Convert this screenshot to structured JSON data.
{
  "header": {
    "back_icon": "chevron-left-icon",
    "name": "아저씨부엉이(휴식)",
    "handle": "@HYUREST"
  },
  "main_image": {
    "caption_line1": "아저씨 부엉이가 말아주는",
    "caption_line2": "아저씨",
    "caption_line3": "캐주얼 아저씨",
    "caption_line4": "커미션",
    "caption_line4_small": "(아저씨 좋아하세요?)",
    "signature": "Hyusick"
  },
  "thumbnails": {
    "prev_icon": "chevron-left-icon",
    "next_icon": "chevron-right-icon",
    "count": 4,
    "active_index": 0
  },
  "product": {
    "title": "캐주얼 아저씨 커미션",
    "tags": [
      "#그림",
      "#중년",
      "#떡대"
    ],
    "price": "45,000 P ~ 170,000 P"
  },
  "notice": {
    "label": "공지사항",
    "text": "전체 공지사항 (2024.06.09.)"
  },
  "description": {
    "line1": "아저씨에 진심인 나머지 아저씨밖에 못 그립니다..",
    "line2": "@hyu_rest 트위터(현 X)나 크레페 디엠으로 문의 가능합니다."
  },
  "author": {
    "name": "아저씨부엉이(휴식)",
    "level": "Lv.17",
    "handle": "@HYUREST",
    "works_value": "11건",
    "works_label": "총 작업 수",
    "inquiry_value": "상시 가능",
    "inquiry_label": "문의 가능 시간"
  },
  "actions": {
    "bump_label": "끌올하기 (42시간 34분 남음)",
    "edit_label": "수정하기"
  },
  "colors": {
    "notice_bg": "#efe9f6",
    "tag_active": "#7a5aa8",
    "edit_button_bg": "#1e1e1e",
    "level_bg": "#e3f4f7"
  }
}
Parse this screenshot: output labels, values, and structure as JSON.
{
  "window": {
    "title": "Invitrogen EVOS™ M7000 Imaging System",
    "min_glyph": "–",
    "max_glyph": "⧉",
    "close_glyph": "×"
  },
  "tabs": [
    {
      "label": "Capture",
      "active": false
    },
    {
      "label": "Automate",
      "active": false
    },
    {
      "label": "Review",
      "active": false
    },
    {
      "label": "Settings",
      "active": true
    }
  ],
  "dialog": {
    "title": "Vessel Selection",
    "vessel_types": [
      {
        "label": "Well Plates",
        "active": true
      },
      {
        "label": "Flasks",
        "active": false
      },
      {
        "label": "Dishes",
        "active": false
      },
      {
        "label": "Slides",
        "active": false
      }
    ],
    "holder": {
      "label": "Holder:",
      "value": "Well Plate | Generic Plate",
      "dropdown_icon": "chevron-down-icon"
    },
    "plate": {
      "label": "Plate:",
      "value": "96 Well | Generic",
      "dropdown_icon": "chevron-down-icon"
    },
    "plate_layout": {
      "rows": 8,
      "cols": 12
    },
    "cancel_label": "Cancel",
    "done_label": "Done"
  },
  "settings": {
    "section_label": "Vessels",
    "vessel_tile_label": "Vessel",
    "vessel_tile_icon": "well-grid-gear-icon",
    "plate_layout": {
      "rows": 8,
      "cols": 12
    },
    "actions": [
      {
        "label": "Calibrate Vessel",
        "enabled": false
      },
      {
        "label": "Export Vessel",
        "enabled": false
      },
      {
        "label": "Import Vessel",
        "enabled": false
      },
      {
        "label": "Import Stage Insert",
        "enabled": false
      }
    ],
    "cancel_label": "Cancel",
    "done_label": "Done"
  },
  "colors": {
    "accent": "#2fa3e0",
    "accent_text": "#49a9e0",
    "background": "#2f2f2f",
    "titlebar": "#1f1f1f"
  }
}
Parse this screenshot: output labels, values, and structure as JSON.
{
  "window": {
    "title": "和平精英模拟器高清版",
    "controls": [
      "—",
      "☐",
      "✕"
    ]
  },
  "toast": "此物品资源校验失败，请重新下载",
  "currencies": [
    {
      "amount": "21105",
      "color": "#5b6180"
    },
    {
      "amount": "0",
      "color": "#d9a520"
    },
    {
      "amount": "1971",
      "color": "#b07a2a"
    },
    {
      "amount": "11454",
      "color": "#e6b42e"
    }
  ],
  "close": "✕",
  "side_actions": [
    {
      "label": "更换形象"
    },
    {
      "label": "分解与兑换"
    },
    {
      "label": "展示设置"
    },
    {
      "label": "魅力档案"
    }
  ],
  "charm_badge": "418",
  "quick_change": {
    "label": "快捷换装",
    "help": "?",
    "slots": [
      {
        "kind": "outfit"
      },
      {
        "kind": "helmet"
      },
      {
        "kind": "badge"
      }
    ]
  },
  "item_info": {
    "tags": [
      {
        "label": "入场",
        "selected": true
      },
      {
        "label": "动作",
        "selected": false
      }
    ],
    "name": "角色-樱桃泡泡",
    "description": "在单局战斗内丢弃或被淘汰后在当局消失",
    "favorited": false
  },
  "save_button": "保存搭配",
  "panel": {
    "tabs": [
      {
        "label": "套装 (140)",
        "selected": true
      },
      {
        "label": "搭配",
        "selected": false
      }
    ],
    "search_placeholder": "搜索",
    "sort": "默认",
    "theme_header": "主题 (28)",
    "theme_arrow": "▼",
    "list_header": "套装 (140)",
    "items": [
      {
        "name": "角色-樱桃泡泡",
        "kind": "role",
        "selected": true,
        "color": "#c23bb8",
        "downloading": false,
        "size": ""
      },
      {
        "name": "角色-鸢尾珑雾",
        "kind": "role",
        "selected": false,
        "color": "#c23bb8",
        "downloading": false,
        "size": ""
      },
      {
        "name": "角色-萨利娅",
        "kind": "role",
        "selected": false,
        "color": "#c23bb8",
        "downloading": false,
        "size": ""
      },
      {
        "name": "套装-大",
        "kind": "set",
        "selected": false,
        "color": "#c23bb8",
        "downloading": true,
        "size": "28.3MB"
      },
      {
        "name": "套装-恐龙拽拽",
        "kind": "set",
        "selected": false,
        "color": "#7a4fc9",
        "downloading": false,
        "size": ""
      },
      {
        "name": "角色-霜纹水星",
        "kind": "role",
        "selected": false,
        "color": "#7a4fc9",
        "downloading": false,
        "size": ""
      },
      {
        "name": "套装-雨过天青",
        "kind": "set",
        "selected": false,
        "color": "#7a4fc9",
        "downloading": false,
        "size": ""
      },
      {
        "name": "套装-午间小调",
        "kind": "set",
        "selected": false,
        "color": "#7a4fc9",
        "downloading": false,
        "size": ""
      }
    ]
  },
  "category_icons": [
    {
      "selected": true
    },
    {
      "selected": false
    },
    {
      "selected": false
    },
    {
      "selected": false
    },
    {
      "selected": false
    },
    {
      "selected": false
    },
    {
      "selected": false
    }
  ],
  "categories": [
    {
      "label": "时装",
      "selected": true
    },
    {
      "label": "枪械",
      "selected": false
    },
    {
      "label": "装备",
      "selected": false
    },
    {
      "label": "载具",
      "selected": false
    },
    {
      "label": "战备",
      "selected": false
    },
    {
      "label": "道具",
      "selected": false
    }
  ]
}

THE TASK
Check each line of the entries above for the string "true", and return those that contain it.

TASK SOLUTION
      "active": true
        "active": true
        "selected": true
        "selected": true
        "selected": true,
        "downloading": true,
      "selected": true
      "selected": true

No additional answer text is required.